### EXTRACTED ENTRIES

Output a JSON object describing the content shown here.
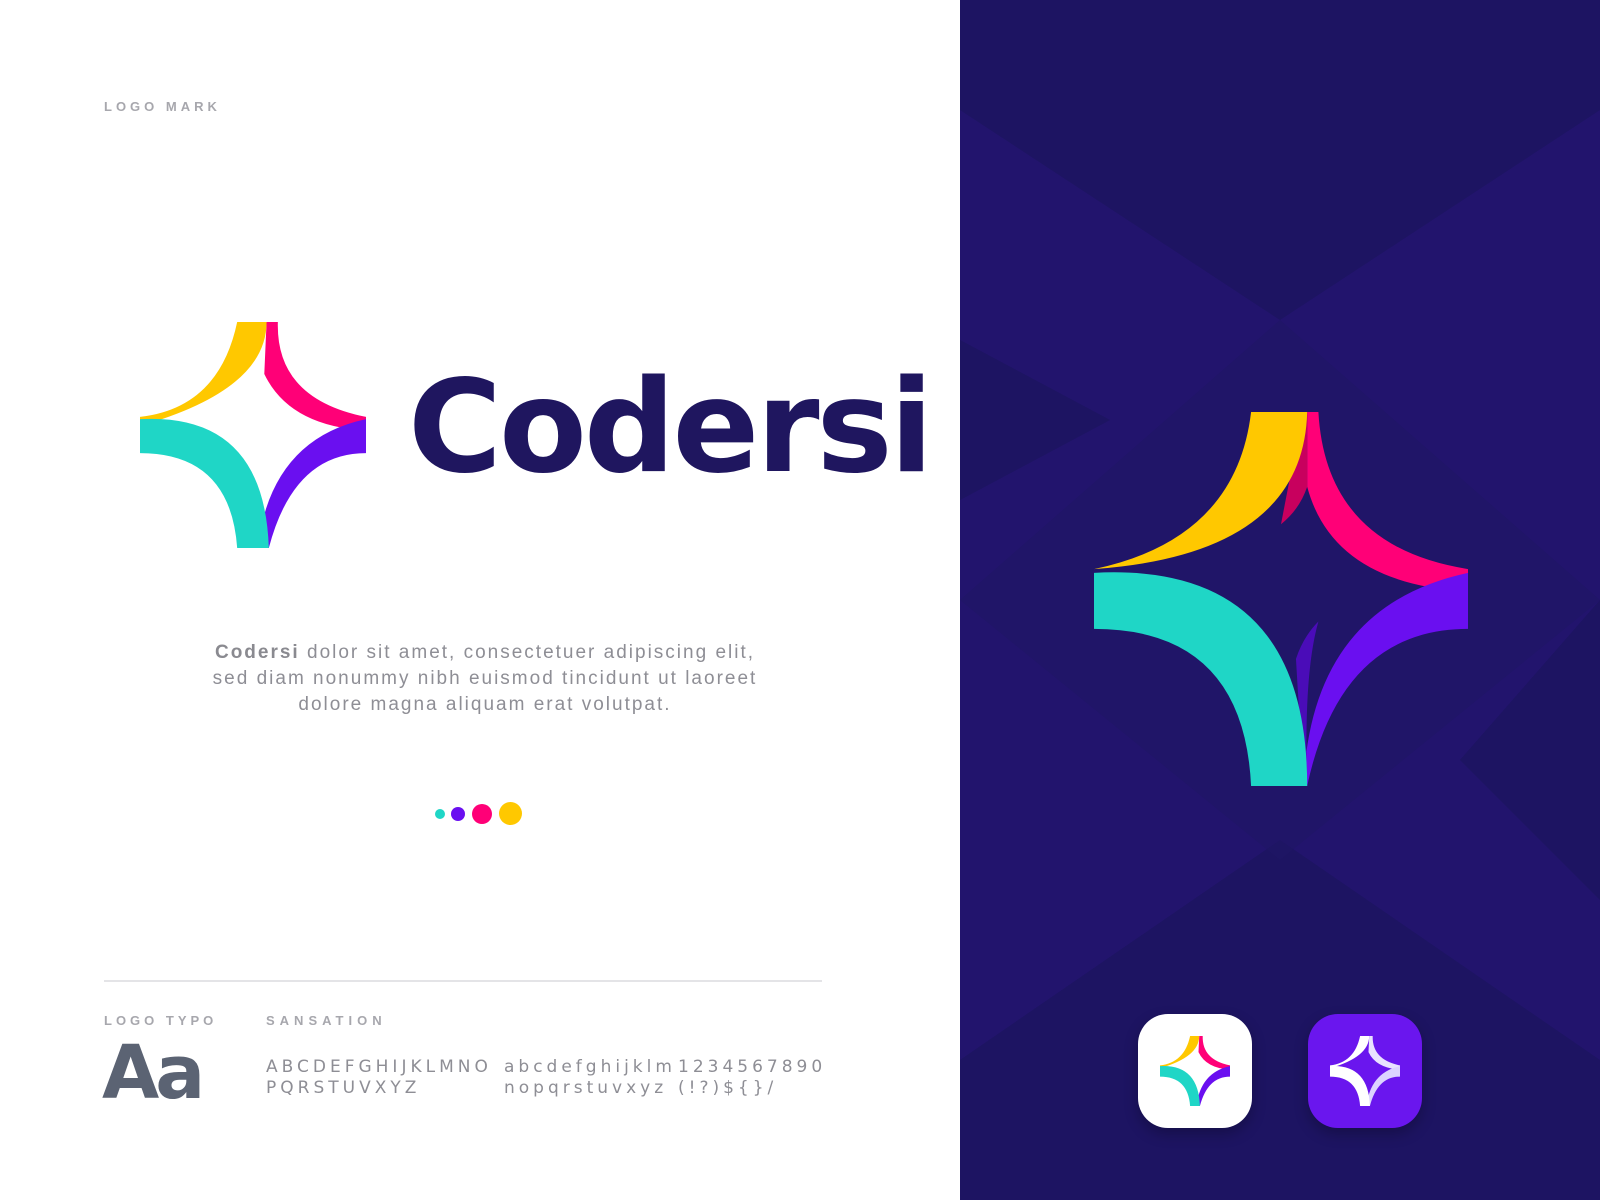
{
  "left": {
    "logo_mark_label": "LOGO MARK",
    "wordmark": "Codersi",
    "description": {
      "brand": "Codersi",
      "line1_rest": " dolor sit amet, consectetuer adipiscing elit,",
      "line2": "sed diam nonummy nibh euismod tincidunt ut laoreet",
      "line3": "dolore magna aliquam erat volutpat."
    },
    "palette": [
      "#1fd6c6",
      "#6a0ff0",
      "#ff0077",
      "#ffc800"
    ],
    "typography": {
      "label": "LOGO TYPO",
      "font_name": "SANSATION",
      "sample": "Aa",
      "upper_line1": "ABCDEFGHIJKLMNO",
      "upper_line2": "PQRSTUVXYZ",
      "lower_line1": "abcdefghijklm",
      "lower_line2": "nopqrstuvxyz",
      "digits_line1": "1234567890",
      "digits_line2": "(!?)${}/"
    }
  },
  "right": {
    "background": "#1d1462",
    "icons": [
      "colored-star-mark-icon",
      "white-star-mark-icon"
    ]
  },
  "colors": {
    "yellow": "#ffc800",
    "pink": "#ff0077",
    "purple": "#6a0ff0",
    "teal": "#1fd6c6",
    "navy": "#1f165f"
  }
}
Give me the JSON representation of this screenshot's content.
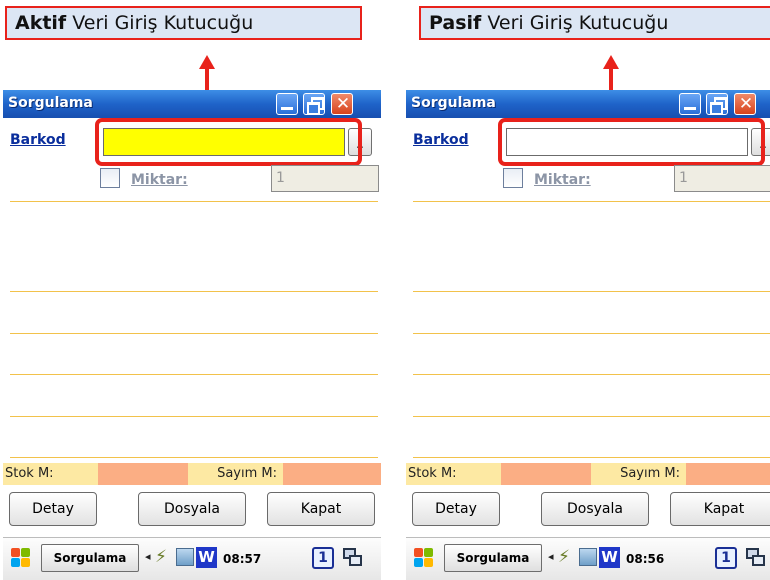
{
  "callouts": {
    "left_bold": "Aktif",
    "left_rest": " Veri Giriş Kutucuğu",
    "right_bold": "Pasif",
    "right_rest": " Veri Giriş Kutucuğu"
  },
  "colors": {
    "highlight": "#e8221b",
    "active_input_bg": "#ffff00",
    "passive_input_bg": "#ffffff",
    "row_line": "#f2c24b",
    "stok_label_bg": "#fde9a3",
    "stok_value_bg": "#fbae84",
    "titlebar": "#1f63c9"
  },
  "devices": [
    {
      "title": "Sorgulama",
      "barkod_label": "Barkod",
      "barkod_value": "",
      "browse_label": "..",
      "miktar_label": "Miktar:",
      "miktar_value": "1",
      "stok_label": "Stok M:",
      "sayim_label": "Sayım M:",
      "buttons": [
        "Detay",
        "Dosyala",
        "Kapat"
      ],
      "taskbar_title": "Sorgulama",
      "clock": "08:57",
      "page_number": "1"
    },
    {
      "title": "Sorgulama",
      "barkod_label": "Barkod",
      "barkod_value": "",
      "browse_label": "..",
      "miktar_label": "Miktar:",
      "miktar_value": "1",
      "stok_label": "Stok M:",
      "sayim_label": "Sayım M:",
      "buttons": [
        "Detay",
        "Dosyala",
        "Kapat"
      ],
      "taskbar_title": "Sorgulama",
      "clock": "08:56",
      "page_number": "1"
    }
  ]
}
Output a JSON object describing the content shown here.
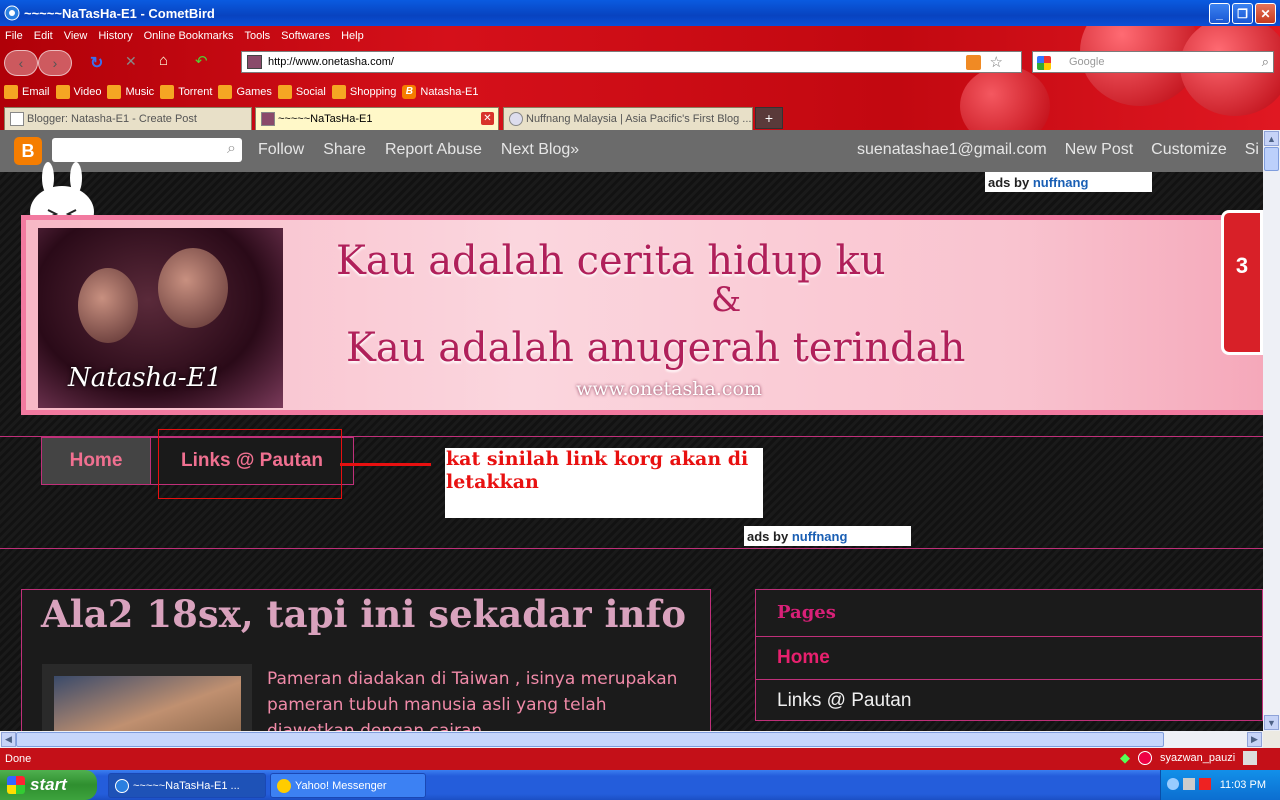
{
  "window": {
    "title": "~~~~~NaTasHa-E1 - CometBird",
    "buttons": [
      "_",
      "❐",
      "✕"
    ]
  },
  "menu": [
    "File",
    "Edit",
    "View",
    "History",
    "Online Bookmarks",
    "Tools",
    "Softwares",
    "Help"
  ],
  "navigation": {
    "url": "http://www.onetasha.com/",
    "search_placeholder": "Google"
  },
  "bookmarks": [
    "Email",
    "Video",
    "Music",
    "Torrent",
    "Games",
    "Social",
    "Shopping",
    "Natasha-E1"
  ],
  "tabs": [
    {
      "label": "Blogger: Natasha-E1 - Create Post",
      "active": false
    },
    {
      "label": "~~~~~NaTasHa-E1",
      "active": true
    },
    {
      "label": "Nuffnang Malaysia | Asia Pacific's First Blog ...",
      "active": false
    }
  ],
  "blogger_bar": {
    "logo": "B",
    "links": [
      "Follow",
      "Share",
      "Report Abuse",
      "Next Blog»"
    ],
    "email": "suenatashae1@gmail.com",
    "right_links": [
      "New Post",
      "Customize",
      "Si"
    ]
  },
  "ads": {
    "prefix": "ads by",
    "brand": "nuffnang"
  },
  "banner": {
    "line1": "Kau adalah cerita hidup ku",
    "amp": "&",
    "line2": "Kau adalah anugerah terindah",
    "url": "www.onetasha.com",
    "photo_caption": "Natasha-E1"
  },
  "side_tab": {
    "text": "3"
  },
  "page_nav": {
    "home": "Home",
    "links": "Links @ Pautan"
  },
  "annotation": {
    "note": "kat sinilah link korg akan di letakkan"
  },
  "post": {
    "title": "Ala2 18sx, tapi ini sekadar info",
    "body": "Pameran diadakan di Taiwan , isinya merupakan pameran tubuh manusia asli yang telah diawetkan dengan cairan"
  },
  "sidebar": {
    "title": "Pages",
    "items": [
      "Home",
      "Links @ Pautan"
    ]
  },
  "status": {
    "text": "Done",
    "user": "syazwan_pauzi"
  },
  "taskbar": {
    "start": "start",
    "items": [
      "~~~~~NaTasHa-E1 ...",
      "Yahoo! Messenger"
    ],
    "clock": "11:03 PM"
  },
  "colors": {
    "chrome_red": "#c41018",
    "accent_pink": "#c0307a",
    "nav_text": "#f07090",
    "annotation_red": "#e81010"
  }
}
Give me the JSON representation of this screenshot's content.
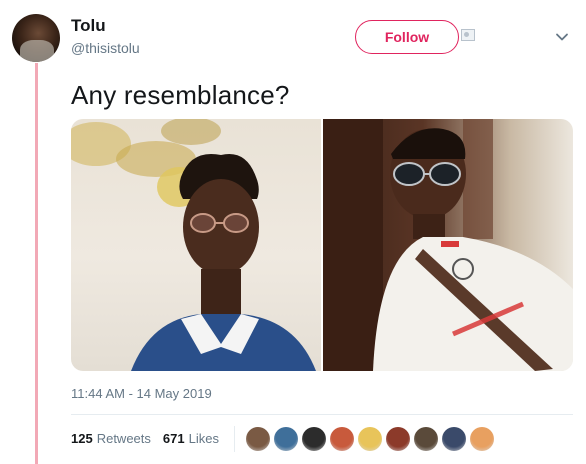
{
  "user": {
    "name": "Tolu",
    "handle": "@thisistolu"
  },
  "actions": {
    "follow_label": "Follow"
  },
  "tweet": {
    "text": "Any resemblance?",
    "timestamp": "11:44 AM - 14 May 2019"
  },
  "stats": {
    "retweets_count": "125",
    "retweets_label": "Retweets",
    "likes_count": "671",
    "likes_label": "Likes"
  },
  "colors": {
    "accent": "#e0245e",
    "thread_line": "#f2a9b6",
    "secondary_text": "#657786"
  },
  "likers": [
    {
      "color": "#7a5a44"
    },
    {
      "color": "#3f6f9a"
    },
    {
      "color": "#2c2c2c"
    },
    {
      "color": "#c85a3c"
    },
    {
      "color": "#e8c45a"
    },
    {
      "color": "#8c3a2a"
    },
    {
      "color": "#5a4a3a"
    },
    {
      "color": "#3a4a6a"
    },
    {
      "color": "#e8a060"
    }
  ]
}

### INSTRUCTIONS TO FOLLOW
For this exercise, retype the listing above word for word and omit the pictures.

### ANSWER BOX
Output a JSON object describing the content shown here.
{
  "left": {
    "logo_mark_label": "LOGO MARK",
    "wordmark": "Codersi",
    "description": {
      "brand": "Codersi",
      "line1_rest": " dolor sit amet, consectetuer adipiscing elit,",
      "line2": "sed diam nonummy nibh euismod tincidunt ut laoreet",
      "line3": "dolore magna aliquam erat volutpat."
    },
    "palette": [
      "#1fd6c6",
      "#6a0ff0",
      "#ff0077",
      "#ffc800"
    ],
    "typography": {
      "label": "LOGO TYPO",
      "font_name": "SANSATION",
      "sample": "Aa",
      "upper_line1": "ABCDEFGHIJKLMNO",
      "upper_line2": "PQRSTUVXYZ",
      "lower_line1": "abcdefghijklm",
      "lower_line2": "nopqrstuvxyz",
      "digits_line1": "1234567890",
      "digits_line2": "(!?)${}/"
    }
  },
  "right": {
    "background": "#1d1462",
    "icons": [
      "colored-star-mark-icon",
      "white-star-mark-icon"
    ]
  },
  "colors": {
    "yellow": "#ffc800",
    "pink": "#ff0077",
    "purple": "#6a0ff0",
    "teal": "#1fd6c6",
    "navy": "#1f165f"
  }
}
Give me the JSON representation of this screenshot's content.
{
  "callouts": {
    "left_bold": "Aktif",
    "left_rest": " Veri Giriş Kutucuğu",
    "right_bold": "Pasif",
    "right_rest": " Veri Giriş Kutucuğu"
  },
  "colors": {
    "highlight": "#e8221b",
    "active_input_bg": "#ffff00",
    "passive_input_bg": "#ffffff",
    "row_line": "#f2c24b",
    "stok_label_bg": "#fde9a3",
    "stok_value_bg": "#fbae84",
    "titlebar": "#1f63c9"
  },
  "devices": [
    {
      "title": "Sorgulama",
      "barkod_label": "Barkod",
      "barkod_value": "",
      "browse_label": "..",
      "miktar_label": "Miktar:",
      "miktar_value": "1",
      "stok_label": "Stok M:",
      "sayim_label": "Sayım M:",
      "buttons": [
        "Detay",
        "Dosyala",
        "Kapat"
      ],
      "taskbar_title": "Sorgulama",
      "clock": "08:57",
      "page_number": "1"
    },
    {
      "title": "Sorgulama",
      "barkod_label": "Barkod",
      "barkod_value": "",
      "browse_label": "..",
      "miktar_label": "Miktar:",
      "miktar_value": "1",
      "stok_label": "Stok M:",
      "sayim_label": "Sayım M:",
      "buttons": [
        "Detay",
        "Dosyala",
        "Kapat"
      ],
      "taskbar_title": "Sorgulama",
      "clock": "08:56",
      "page_number": "1"
    }
  ]
}
Output a JSON object describing the content shown here.
{
  "window": {
    "title": "~~~~~NaTasHa-E1 - CometBird",
    "buttons": [
      "_",
      "❐",
      "✕"
    ]
  },
  "menu": [
    "File",
    "Edit",
    "View",
    "History",
    "Online Bookmarks",
    "Tools",
    "Softwares",
    "Help"
  ],
  "navigation": {
    "url": "http://www.onetasha.com/",
    "search_placeholder": "Google"
  },
  "bookmarks": [
    "Email",
    "Video",
    "Music",
    "Torrent",
    "Games",
    "Social",
    "Shopping",
    "Natasha-E1"
  ],
  "tabs": [
    {
      "label": "Blogger: Natasha-E1 - Create Post",
      "active": false
    },
    {
      "label": "~~~~~NaTasHa-E1",
      "active": true
    },
    {
      "label": "Nuffnang Malaysia | Asia Pacific's First Blog ...",
      "active": false
    }
  ],
  "blogger_bar": {
    "logo": "B",
    "links": [
      "Follow",
      "Share",
      "Report Abuse",
      "Next Blog»"
    ],
    "email": "suenatashae1@gmail.com",
    "right_links": [
      "New Post",
      "Customize",
      "Si"
    ]
  },
  "ads": {
    "prefix": "ads by",
    "brand": "nuffnang"
  },
  "banner": {
    "line1": "Kau adalah cerita hidup ku",
    "amp": "&",
    "line2": "Kau adalah anugerah terindah",
    "url": "www.onetasha.com",
    "photo_caption": "Natasha-E1"
  },
  "side_tab": {
    "text": "3"
  },
  "page_nav": {
    "home": "Home",
    "links": "Links @ Pautan"
  },
  "annotation": {
    "note": "kat sinilah link korg akan di letakkan"
  },
  "post": {
    "title": "Ala2 18sx, tapi ini sekadar info",
    "body": "Pameran diadakan di Taiwan , isinya merupakan pameran tubuh manusia asli yang telah diawetkan dengan cairan"
  },
  "sidebar": {
    "title": "Pages",
    "items": [
      "Home",
      "Links @ Pautan"
    ]
  },
  "status": {
    "text": "Done",
    "user": "syazwan_pauzi"
  },
  "taskbar": {
    "start": "start",
    "items": [
      "~~~~~NaTasHa-E1 ...",
      "Yahoo! Messenger"
    ],
    "clock": "11:03 PM"
  },
  "colors": {
    "chrome_red": "#c41018",
    "accent_pink": "#c0307a",
    "nav_text": "#f07090",
    "annotation_red": "#e81010"
  }
}
Give me the JSON representation of this screenshot's content.
{
  "user": {
    "name": "Tolu",
    "handle": "@thisistolu"
  },
  "actions": {
    "follow_label": "Follow"
  },
  "tweet": {
    "text": "Any resemblance?",
    "timestamp": "11:44 AM - 14 May 2019"
  },
  "stats": {
    "retweets_count": "125",
    "retweets_label": "Retweets",
    "likes_count": "671",
    "likes_label": "Likes"
  },
  "colors": {
    "accent": "#e0245e",
    "thread_line": "#f2a9b6",
    "secondary_text": "#657786"
  },
  "likers": [
    {
      "color": "#7a5a44"
    },
    {
      "color": "#3f6f9a"
    },
    {
      "color": "#2c2c2c"
    },
    {
      "color": "#c85a3c"
    },
    {
      "color": "#e8c45a"
    },
    {
      "color": "#8c3a2a"
    },
    {
      "color": "#5a4a3a"
    },
    {
      "color": "#3a4a6a"
    },
    {
      "color": "#e8a060"
    }
  ]
}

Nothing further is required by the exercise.